Alvi and The Immigration Rules

We write about the Supreme Court Judgment on 18th July (see our earlier article here LINK) in the case of R(Alvi) v Secretary of State for the Home Department, in whichthe Court found that “any UK immigration requirement which, if not satisfied by the migrant, would lead to an application for leave to remain or enter being refused, is a ‘rule’ within the meaning of Section 3(2) of 1971 Immigration Act.”

Following the decision in Alvi, the UKBA issued a Statement of Changes on 20 July 2012. The Statement encompassed immigration requirements in place since 1994, which until that point were only to be found in UKBA guidance notes.

The effect of Alvi is that any proposed changes or introductions by UKBA must be reviewed and sanctioned by Parliament before being incorporated into the Immigration Rules – the Statement of 20 July serves as an illustration of UKBA’s observance of the Court’s ruling.

Unfortunately whilst the July Statement, implemented UKBA guidance into the Immigration Rules there were some omissions.  As a result, the Border Agency issued a further Statement on 5 September 2012. The changes contained therein were applicable the following day.

The key aspect of the specific post “Alvi” guidance issued to UKBA caseworkers is that applications pending will be determined by “applying the Immigration Rules, as amended on 20 July and 6 September 2012, in force on the date the application is decided”.

In cases decided pre-20 July, in which there is now an appeal or judicial review pending, the guidance advises caseworkers that if there is evidence that applicants met the rules as they were prior to the July changes, then the decision to refuse should be withdrawn and the application reconsidered.
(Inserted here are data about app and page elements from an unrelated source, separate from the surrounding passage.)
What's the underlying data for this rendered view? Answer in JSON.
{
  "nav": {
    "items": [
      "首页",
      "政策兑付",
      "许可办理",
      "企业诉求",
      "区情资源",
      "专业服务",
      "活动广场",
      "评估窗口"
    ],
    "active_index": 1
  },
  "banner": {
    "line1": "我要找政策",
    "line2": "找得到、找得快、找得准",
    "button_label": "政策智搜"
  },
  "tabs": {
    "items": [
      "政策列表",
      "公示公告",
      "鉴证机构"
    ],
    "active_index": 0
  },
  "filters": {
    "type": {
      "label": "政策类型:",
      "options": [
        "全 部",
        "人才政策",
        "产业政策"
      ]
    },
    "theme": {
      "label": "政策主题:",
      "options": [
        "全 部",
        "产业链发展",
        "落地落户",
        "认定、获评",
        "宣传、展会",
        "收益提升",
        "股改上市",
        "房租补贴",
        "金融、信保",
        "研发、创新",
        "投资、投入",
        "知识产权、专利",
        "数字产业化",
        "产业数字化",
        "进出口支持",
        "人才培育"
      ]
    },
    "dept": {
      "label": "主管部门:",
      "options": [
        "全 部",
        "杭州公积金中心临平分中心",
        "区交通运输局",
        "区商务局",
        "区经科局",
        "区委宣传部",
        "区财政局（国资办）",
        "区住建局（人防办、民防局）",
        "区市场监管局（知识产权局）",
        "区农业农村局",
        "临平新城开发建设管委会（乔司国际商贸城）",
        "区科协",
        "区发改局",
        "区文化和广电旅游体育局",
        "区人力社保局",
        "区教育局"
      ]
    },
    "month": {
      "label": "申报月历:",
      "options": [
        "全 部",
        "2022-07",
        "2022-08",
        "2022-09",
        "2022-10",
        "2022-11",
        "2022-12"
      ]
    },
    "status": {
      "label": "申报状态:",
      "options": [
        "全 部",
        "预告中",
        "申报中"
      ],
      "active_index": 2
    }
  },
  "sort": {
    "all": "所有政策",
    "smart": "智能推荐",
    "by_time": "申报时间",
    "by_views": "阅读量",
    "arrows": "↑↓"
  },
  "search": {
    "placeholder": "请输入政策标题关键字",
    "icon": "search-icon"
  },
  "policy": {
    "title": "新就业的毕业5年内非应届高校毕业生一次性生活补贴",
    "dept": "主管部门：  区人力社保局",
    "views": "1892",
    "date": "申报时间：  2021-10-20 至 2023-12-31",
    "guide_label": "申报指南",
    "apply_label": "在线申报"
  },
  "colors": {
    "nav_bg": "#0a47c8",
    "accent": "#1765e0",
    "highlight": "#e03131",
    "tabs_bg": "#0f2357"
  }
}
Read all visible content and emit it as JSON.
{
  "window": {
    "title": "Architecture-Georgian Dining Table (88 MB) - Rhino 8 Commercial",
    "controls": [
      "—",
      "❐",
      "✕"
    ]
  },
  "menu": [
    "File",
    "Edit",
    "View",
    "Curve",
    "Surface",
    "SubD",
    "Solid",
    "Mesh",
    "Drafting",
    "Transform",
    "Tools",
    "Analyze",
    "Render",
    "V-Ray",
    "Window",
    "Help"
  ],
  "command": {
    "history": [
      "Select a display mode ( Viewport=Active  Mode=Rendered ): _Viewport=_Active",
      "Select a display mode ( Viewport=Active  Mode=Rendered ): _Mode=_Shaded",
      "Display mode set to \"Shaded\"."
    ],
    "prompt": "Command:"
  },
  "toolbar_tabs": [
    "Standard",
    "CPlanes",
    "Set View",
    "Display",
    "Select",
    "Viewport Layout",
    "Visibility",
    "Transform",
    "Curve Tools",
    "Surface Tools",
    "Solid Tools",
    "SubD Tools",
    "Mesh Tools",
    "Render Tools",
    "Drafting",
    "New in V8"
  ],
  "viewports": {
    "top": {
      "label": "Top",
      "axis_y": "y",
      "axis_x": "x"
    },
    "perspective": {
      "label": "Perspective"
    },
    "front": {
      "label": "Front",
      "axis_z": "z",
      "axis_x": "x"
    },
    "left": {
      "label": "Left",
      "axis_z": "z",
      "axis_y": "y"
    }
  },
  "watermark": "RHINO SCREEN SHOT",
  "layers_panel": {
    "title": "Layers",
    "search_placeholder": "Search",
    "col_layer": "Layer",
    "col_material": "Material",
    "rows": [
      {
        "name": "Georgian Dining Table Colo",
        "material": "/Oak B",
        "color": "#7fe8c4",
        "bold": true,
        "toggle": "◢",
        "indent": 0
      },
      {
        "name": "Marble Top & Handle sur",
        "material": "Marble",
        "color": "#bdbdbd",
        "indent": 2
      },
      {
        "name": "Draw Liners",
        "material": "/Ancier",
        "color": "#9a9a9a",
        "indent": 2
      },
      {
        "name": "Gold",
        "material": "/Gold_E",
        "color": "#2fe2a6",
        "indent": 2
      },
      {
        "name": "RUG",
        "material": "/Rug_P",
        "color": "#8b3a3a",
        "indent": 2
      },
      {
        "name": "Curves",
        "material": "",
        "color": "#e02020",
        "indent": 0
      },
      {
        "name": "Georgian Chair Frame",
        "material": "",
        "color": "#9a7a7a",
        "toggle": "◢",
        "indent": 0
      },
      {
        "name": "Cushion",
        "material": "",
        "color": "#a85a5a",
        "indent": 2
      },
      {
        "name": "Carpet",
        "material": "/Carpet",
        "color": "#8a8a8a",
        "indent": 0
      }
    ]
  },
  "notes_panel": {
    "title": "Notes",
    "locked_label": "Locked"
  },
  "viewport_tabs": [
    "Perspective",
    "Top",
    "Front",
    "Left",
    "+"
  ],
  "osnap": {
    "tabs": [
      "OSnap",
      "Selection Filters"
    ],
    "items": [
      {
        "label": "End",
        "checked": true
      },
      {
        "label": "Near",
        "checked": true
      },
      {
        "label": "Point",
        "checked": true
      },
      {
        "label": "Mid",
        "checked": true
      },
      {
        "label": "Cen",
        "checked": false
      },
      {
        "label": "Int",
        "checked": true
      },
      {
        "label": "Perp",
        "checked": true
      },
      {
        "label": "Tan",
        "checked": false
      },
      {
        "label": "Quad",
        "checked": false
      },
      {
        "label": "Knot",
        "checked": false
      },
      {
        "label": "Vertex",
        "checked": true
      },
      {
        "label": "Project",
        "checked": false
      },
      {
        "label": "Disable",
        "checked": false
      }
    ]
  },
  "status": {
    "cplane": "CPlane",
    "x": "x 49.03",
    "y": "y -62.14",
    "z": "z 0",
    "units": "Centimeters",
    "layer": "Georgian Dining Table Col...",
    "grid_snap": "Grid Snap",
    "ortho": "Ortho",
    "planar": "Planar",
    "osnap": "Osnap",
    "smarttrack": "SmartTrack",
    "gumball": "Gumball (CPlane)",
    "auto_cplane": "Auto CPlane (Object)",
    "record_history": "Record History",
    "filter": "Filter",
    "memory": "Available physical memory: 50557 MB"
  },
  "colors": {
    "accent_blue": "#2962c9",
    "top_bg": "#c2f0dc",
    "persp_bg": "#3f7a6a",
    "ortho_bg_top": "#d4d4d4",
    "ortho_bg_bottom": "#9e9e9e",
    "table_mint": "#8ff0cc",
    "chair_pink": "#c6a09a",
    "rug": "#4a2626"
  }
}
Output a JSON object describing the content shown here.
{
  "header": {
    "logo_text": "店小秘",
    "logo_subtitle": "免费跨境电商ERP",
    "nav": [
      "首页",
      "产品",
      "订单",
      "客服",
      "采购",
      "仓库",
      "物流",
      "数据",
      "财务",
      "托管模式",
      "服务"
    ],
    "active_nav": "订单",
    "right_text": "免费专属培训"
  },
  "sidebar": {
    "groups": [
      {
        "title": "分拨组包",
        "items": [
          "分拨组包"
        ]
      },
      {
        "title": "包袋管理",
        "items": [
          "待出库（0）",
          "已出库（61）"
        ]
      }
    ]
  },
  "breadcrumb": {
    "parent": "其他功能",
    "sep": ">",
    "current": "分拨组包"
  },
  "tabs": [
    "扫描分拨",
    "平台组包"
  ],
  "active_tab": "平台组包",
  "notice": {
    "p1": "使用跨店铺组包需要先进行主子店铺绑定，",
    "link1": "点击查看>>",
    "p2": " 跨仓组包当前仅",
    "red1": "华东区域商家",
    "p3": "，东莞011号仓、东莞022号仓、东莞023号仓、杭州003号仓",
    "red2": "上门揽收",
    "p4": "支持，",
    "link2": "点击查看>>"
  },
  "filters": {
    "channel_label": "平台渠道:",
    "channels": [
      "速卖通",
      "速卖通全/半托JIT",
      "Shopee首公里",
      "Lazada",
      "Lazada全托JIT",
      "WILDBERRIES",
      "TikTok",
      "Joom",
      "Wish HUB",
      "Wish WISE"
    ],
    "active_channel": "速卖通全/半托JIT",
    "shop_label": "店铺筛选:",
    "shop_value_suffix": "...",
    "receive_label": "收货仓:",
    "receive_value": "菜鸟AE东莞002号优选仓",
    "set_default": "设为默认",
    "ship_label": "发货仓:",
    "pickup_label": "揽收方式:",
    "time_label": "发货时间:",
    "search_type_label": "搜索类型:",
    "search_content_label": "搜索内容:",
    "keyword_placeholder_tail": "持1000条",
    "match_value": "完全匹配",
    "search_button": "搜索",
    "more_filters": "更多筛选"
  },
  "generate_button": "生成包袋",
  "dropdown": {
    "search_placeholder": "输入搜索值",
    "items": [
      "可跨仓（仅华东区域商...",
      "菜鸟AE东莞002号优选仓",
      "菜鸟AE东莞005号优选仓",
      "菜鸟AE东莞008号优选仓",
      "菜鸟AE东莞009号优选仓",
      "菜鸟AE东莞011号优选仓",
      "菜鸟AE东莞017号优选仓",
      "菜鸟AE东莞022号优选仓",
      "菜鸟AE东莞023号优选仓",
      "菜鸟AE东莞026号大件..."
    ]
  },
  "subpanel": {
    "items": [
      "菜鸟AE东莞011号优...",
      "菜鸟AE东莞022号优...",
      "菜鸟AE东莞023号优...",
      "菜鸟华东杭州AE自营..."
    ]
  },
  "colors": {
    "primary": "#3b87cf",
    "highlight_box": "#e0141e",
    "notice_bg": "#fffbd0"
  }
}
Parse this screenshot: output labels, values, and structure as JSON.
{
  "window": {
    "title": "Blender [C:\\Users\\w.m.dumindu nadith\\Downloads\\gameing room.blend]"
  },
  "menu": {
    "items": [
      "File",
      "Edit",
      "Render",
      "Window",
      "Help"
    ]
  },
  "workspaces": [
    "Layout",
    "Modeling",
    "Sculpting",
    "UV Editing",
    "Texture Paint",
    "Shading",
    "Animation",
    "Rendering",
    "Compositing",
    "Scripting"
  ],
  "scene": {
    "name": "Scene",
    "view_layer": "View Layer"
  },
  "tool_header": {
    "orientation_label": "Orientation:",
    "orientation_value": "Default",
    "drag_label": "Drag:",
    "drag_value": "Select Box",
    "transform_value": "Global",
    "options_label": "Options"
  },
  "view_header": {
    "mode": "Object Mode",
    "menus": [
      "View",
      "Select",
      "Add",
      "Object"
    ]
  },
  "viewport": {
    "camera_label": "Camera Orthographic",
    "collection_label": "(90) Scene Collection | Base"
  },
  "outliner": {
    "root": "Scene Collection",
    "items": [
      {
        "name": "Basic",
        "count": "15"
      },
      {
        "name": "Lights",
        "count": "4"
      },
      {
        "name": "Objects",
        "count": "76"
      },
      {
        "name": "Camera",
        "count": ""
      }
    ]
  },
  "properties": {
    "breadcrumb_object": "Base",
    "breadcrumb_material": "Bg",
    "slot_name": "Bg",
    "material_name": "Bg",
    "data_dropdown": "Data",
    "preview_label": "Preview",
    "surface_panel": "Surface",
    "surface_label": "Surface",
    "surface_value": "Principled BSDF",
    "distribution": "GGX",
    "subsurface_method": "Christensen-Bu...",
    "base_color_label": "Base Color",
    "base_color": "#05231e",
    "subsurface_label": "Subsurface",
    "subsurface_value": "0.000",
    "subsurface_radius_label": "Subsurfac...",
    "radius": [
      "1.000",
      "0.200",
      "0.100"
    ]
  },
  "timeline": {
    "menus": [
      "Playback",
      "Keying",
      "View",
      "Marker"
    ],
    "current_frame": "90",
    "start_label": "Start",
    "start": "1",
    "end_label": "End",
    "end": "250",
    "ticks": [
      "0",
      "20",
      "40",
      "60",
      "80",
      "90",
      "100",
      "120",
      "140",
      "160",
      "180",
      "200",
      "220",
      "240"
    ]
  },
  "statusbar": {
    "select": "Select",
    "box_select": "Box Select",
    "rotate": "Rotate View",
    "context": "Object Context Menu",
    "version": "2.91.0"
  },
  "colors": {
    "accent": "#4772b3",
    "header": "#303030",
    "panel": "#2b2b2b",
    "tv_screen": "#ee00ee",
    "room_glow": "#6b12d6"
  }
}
Applications which were refused and which are now appeal or judicial review time barred will not be reconsidered.